PROBLEM TO SOLVE — Should a line in the entries below contain "content", return that line.
══════════
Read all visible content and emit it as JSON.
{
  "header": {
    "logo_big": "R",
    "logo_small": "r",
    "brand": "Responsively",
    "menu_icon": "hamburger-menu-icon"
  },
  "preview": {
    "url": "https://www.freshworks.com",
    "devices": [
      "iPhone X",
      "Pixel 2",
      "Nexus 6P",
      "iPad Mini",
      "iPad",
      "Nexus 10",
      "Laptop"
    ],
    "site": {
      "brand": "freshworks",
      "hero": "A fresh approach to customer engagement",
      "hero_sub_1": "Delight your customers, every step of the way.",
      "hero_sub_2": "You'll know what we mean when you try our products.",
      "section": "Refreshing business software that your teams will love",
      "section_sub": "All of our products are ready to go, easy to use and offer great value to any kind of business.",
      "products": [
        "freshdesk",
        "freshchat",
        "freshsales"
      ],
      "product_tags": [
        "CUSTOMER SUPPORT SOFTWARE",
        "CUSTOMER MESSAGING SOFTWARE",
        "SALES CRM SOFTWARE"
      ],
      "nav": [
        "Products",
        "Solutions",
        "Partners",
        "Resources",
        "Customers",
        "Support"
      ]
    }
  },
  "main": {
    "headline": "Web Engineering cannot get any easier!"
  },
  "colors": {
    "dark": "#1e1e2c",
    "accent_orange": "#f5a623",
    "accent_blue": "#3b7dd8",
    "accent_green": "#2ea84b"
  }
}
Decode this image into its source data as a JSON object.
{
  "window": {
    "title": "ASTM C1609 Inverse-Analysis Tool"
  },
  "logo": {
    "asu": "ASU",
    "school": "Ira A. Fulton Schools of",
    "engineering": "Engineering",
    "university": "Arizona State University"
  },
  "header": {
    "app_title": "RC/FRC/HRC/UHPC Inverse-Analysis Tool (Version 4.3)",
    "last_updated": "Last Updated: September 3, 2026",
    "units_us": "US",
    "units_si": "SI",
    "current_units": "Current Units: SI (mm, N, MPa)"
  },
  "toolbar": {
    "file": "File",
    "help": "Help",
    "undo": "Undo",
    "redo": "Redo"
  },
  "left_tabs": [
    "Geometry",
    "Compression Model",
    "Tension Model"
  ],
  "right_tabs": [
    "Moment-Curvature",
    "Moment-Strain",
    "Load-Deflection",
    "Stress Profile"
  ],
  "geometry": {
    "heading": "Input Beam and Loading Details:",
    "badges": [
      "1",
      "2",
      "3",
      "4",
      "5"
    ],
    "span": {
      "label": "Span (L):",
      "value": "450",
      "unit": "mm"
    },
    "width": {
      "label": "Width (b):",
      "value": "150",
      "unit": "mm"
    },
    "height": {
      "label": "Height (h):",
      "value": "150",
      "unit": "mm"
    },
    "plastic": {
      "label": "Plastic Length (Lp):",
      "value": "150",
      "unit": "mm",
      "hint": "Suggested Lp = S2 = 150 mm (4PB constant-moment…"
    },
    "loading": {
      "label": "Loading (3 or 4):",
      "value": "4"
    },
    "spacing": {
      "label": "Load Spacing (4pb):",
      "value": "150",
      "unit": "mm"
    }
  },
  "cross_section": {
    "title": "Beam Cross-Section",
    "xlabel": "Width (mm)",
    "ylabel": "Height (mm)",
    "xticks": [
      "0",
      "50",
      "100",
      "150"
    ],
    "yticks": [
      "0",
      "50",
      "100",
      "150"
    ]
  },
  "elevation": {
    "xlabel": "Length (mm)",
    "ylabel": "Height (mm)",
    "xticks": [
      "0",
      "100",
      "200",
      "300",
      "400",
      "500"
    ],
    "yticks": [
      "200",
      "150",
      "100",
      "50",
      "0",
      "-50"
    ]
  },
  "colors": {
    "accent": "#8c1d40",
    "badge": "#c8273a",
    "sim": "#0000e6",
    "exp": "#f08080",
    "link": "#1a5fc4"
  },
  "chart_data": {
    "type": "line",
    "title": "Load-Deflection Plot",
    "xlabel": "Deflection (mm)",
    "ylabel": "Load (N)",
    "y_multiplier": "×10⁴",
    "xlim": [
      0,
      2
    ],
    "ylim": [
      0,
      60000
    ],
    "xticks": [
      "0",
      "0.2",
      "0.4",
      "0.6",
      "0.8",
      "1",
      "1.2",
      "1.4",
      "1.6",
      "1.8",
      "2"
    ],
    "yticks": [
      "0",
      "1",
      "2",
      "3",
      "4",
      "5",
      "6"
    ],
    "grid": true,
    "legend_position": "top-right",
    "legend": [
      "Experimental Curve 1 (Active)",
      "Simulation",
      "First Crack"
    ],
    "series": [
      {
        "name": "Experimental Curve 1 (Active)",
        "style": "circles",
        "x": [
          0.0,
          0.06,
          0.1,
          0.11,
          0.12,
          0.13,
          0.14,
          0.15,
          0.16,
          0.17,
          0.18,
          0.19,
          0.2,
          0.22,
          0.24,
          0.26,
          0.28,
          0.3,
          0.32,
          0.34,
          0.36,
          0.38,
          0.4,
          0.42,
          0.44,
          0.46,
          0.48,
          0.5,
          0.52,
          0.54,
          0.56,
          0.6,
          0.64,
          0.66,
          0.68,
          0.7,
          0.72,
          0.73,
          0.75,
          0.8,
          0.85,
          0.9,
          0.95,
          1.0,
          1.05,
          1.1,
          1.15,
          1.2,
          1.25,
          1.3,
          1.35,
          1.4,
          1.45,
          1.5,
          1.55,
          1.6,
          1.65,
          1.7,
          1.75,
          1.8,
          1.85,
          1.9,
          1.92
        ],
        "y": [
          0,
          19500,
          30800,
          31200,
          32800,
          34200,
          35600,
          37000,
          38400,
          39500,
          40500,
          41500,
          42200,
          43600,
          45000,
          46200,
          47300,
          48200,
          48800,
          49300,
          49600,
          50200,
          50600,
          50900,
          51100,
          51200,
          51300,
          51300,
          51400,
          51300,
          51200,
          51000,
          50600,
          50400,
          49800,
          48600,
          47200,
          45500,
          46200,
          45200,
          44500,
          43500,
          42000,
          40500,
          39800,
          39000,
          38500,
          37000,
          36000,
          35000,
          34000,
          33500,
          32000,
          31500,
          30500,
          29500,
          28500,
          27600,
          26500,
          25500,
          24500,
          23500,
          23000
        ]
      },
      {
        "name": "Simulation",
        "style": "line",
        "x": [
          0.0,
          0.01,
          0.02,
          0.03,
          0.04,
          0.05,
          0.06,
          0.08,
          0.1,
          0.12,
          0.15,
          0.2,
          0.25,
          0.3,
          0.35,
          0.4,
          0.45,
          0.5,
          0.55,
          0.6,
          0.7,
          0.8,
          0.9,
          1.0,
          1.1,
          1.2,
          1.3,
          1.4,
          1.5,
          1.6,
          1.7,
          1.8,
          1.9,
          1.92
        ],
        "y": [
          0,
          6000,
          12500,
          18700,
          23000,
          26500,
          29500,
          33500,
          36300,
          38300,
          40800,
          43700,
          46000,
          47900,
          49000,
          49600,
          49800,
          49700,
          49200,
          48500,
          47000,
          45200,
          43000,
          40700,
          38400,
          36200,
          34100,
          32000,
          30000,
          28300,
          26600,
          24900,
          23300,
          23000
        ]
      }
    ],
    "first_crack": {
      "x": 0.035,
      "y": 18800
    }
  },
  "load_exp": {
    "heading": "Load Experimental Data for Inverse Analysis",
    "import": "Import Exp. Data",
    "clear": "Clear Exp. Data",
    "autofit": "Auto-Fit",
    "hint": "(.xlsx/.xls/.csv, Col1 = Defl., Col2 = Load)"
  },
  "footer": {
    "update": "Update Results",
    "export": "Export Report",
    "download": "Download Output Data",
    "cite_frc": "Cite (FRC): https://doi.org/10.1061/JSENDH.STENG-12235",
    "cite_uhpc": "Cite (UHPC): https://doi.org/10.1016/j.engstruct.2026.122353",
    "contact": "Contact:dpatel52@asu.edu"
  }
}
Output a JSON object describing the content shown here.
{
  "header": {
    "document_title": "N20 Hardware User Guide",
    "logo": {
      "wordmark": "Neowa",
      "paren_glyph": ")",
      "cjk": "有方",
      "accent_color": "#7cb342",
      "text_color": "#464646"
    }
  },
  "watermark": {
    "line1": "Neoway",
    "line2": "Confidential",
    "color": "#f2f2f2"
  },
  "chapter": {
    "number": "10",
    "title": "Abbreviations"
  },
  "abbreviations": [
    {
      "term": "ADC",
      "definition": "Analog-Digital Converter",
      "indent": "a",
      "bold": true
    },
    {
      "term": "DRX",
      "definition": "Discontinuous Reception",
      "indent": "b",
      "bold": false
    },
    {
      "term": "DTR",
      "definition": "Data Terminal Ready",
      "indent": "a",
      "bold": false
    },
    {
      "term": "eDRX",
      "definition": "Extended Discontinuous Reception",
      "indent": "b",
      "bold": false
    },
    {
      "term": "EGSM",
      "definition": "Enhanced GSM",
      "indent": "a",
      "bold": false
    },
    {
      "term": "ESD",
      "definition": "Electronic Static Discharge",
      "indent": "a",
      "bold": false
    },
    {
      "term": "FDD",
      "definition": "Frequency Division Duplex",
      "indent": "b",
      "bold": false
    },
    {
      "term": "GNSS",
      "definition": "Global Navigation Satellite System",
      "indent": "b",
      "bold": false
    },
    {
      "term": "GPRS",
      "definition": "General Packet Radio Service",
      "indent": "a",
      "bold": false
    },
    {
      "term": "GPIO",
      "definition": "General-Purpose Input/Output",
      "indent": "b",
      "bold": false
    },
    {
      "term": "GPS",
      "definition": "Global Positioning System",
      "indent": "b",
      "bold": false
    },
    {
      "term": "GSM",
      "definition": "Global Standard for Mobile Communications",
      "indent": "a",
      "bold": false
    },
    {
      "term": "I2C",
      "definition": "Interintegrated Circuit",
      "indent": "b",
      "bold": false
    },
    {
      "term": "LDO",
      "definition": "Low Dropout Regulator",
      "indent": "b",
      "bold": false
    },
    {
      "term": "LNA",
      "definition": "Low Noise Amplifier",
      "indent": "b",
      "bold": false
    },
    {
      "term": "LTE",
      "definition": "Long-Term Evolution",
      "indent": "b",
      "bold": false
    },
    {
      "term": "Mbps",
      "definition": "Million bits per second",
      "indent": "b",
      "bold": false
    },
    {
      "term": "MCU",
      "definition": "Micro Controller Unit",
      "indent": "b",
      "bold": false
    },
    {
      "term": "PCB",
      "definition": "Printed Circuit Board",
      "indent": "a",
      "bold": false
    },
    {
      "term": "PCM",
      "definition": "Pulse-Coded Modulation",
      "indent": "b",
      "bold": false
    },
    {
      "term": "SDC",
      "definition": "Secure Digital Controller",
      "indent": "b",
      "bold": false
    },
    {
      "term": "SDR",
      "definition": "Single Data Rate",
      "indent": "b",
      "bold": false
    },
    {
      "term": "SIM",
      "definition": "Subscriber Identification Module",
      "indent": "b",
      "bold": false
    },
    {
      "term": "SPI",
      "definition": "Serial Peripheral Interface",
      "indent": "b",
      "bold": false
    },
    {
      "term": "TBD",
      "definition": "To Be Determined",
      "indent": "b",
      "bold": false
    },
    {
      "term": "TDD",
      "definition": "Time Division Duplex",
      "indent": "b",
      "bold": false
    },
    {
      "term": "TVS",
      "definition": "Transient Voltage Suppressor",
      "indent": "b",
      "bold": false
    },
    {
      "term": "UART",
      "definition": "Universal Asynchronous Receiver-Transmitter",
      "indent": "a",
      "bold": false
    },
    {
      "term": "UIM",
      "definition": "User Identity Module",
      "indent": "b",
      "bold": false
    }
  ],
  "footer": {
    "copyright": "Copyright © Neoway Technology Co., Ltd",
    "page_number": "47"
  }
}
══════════
SOLVED PROBLEM —
Read all visible content and emit it as JSON.
Output a JSON object describing the content shown here.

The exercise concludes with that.